Kirkus Reviews QR Code


by Roberto Calasso & translated by

Pub Date: March 21st, 2001
ISBN: 0-375-41138-0
Publisher: Knopf

A wide-ranging scholar ponders the manifestations of ancient gods in modern literature.

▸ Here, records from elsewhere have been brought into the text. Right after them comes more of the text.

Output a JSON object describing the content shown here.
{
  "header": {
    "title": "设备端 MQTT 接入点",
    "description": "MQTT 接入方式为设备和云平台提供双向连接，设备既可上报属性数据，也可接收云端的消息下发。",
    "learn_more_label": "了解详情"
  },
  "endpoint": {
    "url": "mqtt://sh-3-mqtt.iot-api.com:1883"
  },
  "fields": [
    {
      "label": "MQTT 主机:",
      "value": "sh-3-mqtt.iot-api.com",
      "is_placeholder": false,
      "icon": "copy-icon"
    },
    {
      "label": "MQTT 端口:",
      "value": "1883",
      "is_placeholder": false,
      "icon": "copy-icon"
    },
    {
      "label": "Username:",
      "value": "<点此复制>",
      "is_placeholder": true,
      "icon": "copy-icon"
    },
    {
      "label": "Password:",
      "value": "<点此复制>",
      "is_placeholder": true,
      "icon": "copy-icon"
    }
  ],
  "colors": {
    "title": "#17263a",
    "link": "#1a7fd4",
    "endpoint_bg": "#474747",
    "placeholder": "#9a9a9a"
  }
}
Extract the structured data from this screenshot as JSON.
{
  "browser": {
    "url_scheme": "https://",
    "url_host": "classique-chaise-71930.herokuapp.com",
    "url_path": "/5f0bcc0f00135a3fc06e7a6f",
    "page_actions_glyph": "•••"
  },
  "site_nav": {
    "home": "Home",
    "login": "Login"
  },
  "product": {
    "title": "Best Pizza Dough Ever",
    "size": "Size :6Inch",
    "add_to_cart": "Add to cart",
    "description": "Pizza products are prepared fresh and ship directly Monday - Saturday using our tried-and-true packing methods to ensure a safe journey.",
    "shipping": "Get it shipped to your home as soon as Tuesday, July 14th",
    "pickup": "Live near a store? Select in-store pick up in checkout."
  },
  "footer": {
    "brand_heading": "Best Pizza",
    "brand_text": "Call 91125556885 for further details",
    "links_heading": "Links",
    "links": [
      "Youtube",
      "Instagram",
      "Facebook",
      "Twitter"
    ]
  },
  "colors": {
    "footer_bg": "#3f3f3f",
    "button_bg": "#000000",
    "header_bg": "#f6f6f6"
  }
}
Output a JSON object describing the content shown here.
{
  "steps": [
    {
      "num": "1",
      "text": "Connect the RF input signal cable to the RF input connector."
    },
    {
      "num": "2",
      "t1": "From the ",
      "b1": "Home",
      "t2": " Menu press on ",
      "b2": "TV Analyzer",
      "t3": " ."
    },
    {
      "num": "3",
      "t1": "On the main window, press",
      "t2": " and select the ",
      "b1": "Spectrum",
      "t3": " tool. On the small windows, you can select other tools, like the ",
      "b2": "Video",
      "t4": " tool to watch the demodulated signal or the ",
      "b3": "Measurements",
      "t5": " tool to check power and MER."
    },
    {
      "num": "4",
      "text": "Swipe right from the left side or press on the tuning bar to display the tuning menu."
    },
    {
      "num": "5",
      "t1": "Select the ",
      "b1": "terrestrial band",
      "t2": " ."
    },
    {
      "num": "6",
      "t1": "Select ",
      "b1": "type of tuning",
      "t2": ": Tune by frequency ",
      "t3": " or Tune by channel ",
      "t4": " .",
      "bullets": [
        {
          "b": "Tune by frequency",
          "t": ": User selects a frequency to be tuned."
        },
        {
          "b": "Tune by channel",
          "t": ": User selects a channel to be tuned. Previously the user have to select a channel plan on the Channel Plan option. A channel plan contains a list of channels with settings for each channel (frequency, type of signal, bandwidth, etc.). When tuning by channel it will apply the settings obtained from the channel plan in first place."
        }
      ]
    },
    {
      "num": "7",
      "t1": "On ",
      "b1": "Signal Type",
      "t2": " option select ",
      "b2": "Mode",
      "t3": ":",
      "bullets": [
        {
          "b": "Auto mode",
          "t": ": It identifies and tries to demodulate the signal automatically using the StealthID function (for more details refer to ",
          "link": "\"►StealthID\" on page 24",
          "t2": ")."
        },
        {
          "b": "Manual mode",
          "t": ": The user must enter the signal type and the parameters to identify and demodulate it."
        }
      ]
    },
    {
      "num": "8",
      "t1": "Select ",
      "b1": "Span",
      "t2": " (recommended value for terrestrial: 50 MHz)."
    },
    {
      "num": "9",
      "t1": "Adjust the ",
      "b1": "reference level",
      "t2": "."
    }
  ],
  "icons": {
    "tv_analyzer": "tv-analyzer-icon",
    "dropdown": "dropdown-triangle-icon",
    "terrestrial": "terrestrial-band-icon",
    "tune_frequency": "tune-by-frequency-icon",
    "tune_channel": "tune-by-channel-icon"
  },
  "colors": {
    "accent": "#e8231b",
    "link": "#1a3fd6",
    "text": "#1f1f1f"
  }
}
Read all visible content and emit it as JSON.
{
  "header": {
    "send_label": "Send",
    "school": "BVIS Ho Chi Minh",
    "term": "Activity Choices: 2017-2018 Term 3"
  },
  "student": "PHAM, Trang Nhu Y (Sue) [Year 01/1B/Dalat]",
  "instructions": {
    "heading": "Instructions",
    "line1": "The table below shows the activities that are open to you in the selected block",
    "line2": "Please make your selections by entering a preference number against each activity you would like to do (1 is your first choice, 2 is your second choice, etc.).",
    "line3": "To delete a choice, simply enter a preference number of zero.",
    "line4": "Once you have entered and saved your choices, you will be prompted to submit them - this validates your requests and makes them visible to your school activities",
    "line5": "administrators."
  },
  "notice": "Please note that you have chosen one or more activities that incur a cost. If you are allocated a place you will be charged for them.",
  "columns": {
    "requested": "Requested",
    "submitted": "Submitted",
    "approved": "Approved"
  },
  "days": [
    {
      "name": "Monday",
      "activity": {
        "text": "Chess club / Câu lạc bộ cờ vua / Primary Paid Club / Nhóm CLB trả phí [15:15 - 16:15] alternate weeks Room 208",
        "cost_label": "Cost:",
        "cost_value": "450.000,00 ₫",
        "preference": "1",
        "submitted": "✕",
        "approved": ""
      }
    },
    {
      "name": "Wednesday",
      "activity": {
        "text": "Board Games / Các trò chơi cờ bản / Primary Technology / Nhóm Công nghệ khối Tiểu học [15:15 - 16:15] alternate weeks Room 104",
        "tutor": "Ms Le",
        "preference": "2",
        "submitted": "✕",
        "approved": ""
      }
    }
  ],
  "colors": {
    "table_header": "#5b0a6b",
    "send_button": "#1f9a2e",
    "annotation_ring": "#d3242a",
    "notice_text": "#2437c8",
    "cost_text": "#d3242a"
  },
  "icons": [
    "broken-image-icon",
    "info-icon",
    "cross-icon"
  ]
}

Calasso (Ka, 1998, etc.) does not attempt to cover his topic comprehensively. He focuses instead on what he terms “absolute literature,” those “most audacious and demanding” works “that leave the ancient pattern of genres and prescribed patterns far behind . . . forever abandoned in a flight toward a knowledge grounded only in itself and expanding everywhere like a cloud, cloaking every shape, overstepping every boundary.” These literary epiphanies are to be found in works as various as Nabokov’s Lolita, the lyrics of the German poet Hölderlein, Nietzsche’s notebooks, and the essays of Mallarmé. The seven essays were originally delivered as a lecture series at Oxford University, and the effect is rather like eavesdropping on a seminar in progress: the aphorisms, connections, and fleeting allusions come thick and fast. A critic in the belles-lettres tradition, Calasso makes large statements with great authority but little substantiation, rather than engaging in sustained close reading or reconstructing literary history. Like Harold Bloom, he apparently regards individualism and innovation as the only criteria of literary value, so that every text is praised for its originality, with “suddenly,” “for the first time,” “an abrupt turning point,” and the like peppering every chapter. Within the limitations of the approach, however, he comes up with charming observations and remarkable flashes of insight, including a fascinating discussion of Isadore Ducasse’s bizarre 1869 collection of poems, Les Chants de Maldoror, “the first book written on the principle that anything and everything must be the object of sarcasm,” uncannily anticipating both postmodern fiction and slasher movies. In the two most powerful essays, “Mallarmé in Oxford” and “Meters Are the Cattle of the Gods,” magnificently detailed analyses of poetic form offer ample compensation for the sweeping pronouncements, and Calasso’s delight in the textures of language and imagery pervades the text.

Not an essential critical resource, but one offering many pleasures.